## Directions:
For the word "favicon", find each line in the entries where it occurs and copy that line.

## Source information:
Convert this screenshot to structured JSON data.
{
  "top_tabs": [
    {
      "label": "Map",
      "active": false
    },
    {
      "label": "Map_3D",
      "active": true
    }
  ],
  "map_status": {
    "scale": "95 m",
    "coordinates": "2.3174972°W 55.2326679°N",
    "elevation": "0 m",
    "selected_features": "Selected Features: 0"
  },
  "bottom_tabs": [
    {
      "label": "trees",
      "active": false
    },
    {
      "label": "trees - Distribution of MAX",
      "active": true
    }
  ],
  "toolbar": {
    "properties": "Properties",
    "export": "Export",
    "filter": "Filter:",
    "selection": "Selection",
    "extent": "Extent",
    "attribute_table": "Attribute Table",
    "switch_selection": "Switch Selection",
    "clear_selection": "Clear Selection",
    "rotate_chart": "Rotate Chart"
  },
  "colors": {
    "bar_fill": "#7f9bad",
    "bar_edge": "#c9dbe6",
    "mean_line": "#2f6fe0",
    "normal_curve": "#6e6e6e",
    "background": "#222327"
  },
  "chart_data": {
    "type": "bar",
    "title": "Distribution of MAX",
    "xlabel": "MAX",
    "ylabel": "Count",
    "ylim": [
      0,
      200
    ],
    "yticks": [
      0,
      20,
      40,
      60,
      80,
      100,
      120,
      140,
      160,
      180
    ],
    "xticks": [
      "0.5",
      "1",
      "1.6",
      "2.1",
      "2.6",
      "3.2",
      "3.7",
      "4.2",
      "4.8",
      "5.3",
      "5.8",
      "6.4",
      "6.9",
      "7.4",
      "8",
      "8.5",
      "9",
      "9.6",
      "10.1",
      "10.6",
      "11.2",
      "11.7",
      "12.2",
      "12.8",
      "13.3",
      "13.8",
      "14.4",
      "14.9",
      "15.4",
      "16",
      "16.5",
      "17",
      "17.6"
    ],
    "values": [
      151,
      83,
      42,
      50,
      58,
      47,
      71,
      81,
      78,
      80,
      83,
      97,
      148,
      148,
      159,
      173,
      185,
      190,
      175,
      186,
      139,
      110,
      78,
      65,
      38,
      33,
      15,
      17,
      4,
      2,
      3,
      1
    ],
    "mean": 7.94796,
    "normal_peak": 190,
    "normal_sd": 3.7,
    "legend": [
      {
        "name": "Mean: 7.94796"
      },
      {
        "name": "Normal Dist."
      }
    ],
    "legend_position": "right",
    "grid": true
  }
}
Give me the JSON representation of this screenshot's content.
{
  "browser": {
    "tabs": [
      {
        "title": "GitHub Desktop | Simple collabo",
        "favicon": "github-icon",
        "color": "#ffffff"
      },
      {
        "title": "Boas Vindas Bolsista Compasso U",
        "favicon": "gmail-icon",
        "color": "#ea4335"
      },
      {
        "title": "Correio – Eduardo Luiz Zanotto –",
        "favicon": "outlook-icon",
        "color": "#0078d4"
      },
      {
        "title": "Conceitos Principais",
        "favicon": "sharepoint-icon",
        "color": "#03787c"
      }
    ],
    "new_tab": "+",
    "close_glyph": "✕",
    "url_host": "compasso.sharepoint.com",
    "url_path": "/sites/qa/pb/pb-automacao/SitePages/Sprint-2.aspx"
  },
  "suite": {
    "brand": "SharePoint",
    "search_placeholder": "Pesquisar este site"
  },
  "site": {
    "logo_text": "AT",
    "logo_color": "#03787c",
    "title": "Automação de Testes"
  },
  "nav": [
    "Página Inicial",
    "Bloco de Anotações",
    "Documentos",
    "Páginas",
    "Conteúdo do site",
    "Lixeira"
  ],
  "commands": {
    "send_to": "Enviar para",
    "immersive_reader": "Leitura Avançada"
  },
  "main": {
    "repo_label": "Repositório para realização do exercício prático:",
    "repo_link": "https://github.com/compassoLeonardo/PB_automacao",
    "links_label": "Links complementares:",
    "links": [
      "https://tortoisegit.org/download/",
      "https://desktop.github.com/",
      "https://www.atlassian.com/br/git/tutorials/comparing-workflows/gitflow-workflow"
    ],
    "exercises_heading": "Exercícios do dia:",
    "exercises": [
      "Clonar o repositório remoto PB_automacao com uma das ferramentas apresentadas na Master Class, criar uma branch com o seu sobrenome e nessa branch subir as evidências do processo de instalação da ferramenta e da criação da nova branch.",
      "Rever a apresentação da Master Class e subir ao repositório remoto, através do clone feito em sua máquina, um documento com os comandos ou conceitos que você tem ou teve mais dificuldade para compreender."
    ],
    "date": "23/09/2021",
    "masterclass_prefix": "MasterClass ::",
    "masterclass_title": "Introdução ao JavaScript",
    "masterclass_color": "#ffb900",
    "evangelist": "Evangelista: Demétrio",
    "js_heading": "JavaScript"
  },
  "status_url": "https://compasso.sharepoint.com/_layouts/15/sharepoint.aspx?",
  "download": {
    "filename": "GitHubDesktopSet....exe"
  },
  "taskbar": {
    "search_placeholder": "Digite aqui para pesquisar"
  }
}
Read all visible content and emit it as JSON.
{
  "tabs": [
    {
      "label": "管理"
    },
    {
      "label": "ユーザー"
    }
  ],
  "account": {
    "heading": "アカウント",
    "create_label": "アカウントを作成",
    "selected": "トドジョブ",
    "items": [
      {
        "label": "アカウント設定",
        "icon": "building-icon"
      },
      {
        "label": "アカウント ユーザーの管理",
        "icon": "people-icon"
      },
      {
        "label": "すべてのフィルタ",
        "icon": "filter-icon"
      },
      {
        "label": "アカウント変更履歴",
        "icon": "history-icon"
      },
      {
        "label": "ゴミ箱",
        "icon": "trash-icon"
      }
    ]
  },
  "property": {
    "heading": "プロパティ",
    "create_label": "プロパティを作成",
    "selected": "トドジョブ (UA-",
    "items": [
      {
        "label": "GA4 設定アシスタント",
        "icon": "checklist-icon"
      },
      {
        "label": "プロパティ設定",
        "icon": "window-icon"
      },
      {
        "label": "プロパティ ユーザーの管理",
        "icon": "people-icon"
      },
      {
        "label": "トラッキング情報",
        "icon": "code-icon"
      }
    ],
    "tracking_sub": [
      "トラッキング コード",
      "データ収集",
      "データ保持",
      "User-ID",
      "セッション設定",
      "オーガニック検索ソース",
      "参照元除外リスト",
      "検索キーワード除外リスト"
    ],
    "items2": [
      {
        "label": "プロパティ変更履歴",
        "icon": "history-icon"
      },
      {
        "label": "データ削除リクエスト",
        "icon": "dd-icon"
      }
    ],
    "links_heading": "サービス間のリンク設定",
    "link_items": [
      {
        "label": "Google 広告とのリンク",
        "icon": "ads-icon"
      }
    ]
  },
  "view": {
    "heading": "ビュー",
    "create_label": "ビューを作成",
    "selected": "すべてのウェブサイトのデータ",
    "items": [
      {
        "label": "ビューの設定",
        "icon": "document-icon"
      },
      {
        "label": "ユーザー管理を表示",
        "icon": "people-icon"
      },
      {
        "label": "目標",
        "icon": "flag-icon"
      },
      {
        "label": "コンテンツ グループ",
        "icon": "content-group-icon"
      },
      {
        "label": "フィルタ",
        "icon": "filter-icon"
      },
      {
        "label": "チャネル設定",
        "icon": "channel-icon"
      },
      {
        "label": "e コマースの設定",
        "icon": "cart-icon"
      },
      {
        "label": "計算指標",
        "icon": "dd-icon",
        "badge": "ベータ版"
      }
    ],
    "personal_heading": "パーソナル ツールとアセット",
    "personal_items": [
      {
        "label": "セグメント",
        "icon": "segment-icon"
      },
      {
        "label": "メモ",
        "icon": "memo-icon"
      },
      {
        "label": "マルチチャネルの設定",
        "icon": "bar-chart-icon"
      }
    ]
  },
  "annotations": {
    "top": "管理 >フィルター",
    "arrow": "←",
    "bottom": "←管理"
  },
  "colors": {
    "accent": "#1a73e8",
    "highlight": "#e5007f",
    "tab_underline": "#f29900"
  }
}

## Response to this exercise:
        "favicon": "github-icon",
        "favicon": "gmail-icon",
        "favicon": "outlook-icon",
        "favicon": "sharepoint-icon",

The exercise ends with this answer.